Repeat the entries exactly as they stand.

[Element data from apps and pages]

########

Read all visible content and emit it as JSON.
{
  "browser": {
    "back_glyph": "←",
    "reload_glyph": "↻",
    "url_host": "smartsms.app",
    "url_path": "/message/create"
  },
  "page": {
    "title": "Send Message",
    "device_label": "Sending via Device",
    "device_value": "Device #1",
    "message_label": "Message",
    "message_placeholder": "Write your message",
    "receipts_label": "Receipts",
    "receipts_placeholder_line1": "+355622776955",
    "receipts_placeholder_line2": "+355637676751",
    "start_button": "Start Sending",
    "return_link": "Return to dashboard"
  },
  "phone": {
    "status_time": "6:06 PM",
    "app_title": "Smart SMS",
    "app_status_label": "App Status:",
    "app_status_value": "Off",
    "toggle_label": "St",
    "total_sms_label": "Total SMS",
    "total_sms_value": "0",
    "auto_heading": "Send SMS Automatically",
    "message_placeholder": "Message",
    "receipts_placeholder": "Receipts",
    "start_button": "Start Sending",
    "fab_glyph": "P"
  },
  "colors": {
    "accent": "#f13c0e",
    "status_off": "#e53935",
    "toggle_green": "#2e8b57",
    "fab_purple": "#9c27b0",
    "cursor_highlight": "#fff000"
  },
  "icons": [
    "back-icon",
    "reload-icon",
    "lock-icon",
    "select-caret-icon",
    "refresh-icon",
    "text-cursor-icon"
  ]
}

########

• **Reply to the task**:
Read all visible content and emit it as JSON.
{
  "browser": {
    "back_glyph": "←",
    "reload_glyph": "↻",
    "url_host": "smartsms.app",
    "url_path": "/message/create"
  },
  "page": {
    "title": "Send Message",
    "device_label": "Sending via Device",
    "device_value": "Device #1",
    "message_label": "Message",
    "message_placeholder": "Write your message",
    "receipts_label": "Receipts",
    "receipts_placeholder_line1": "+355622776955",
    "receipts_placeholder_line2": "+355637676751",
    "start_button": "Start Sending",
    "return_link": "Return to dashboard"
  },
  "phone": {
    "status_time": "6:06 PM",
    "app_title": "Smart SMS",
    "app_status_label": "App Status:",
    "app_status_value": "Off",
    "toggle_label": "St",
    "total_sms_label": "Total SMS",
    "total_sms_value": "0",
    "auto_heading": "Send SMS Automatically",
    "message_placeholder": "Message",
    "receipts_placeholder": "Receipts",
    "start_button": "Start Sending",
    "fab_glyph": "P"
  },
  "colors": {
    "accent": "#f13c0e",
    "status_off": "#e53935",
    "toggle_green": "#2e8b57",
    "fab_purple": "#9c27b0",
    "cursor_highlight": "#fff000"
  },
  "icons": [
    "back-icon",
    "reload-icon",
    "lock-icon",
    "select-caret-icon",
    "refresh-icon",
    "text-cursor-icon"
  ]
}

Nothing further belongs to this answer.